### Work instruction
Which lines of the entries below include "arrow"? List them all.
══ Input data
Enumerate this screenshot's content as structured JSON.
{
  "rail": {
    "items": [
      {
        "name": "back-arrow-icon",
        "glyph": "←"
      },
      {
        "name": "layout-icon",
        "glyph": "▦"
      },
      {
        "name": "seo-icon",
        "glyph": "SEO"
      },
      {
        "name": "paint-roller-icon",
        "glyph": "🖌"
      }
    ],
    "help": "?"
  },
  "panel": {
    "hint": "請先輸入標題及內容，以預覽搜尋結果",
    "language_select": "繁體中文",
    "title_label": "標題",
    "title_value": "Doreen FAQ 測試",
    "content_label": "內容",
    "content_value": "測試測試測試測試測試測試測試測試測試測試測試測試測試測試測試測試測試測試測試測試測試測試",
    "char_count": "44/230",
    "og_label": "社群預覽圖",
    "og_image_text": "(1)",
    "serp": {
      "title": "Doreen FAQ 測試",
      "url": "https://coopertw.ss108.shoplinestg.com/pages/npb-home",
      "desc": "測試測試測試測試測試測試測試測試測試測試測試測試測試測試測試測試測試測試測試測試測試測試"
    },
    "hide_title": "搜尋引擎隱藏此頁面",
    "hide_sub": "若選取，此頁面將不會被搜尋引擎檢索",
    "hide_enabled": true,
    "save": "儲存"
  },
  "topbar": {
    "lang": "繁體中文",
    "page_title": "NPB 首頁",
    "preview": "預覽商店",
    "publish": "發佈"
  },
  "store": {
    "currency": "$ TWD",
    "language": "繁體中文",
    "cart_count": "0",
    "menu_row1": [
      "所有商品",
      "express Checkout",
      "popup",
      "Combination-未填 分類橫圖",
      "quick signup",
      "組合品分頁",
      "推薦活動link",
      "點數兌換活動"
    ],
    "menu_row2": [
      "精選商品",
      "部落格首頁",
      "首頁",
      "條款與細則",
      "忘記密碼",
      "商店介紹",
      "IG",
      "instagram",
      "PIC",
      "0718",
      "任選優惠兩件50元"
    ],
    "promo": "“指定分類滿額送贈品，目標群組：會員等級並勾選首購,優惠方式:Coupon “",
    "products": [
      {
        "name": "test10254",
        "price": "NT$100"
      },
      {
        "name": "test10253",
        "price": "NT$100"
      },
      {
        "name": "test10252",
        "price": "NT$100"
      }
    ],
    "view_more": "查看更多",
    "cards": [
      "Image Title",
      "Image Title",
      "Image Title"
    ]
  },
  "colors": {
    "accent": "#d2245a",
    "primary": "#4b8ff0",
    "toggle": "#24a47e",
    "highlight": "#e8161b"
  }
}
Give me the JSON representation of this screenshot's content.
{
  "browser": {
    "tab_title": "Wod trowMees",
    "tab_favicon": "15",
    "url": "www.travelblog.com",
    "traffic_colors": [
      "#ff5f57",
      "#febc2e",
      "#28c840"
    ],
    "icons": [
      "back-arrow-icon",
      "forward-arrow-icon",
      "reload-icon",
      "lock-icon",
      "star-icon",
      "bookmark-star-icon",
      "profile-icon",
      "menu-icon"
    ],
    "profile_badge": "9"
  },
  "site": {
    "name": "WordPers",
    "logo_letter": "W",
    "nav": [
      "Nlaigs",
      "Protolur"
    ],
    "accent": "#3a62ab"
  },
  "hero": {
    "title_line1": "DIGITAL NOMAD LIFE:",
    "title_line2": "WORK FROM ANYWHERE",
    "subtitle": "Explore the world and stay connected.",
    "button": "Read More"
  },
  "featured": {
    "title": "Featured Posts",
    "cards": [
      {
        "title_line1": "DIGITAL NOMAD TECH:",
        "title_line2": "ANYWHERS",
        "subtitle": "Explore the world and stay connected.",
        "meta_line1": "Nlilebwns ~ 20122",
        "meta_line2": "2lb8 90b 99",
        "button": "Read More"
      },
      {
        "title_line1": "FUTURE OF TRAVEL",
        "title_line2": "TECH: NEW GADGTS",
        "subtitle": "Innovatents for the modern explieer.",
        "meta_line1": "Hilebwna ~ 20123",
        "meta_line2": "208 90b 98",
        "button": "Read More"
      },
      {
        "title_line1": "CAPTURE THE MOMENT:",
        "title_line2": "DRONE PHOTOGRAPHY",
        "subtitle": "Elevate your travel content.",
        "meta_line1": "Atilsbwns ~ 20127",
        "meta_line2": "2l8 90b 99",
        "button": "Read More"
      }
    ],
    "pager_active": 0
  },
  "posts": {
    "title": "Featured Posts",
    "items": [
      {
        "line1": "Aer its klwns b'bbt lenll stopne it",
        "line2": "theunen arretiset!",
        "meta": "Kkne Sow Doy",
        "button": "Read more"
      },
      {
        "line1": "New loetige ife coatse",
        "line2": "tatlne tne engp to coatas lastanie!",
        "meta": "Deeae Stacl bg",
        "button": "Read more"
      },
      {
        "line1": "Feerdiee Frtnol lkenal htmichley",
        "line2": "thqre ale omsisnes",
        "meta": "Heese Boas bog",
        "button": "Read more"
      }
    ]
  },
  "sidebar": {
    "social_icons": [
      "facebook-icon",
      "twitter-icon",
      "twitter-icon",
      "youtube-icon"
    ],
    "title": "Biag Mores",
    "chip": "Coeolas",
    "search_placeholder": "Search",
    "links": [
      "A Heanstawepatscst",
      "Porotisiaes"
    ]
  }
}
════
### Answer area
        "name": "back-arrow-icon",
      "back-arrow-icon",
      "forward-arrow-icon",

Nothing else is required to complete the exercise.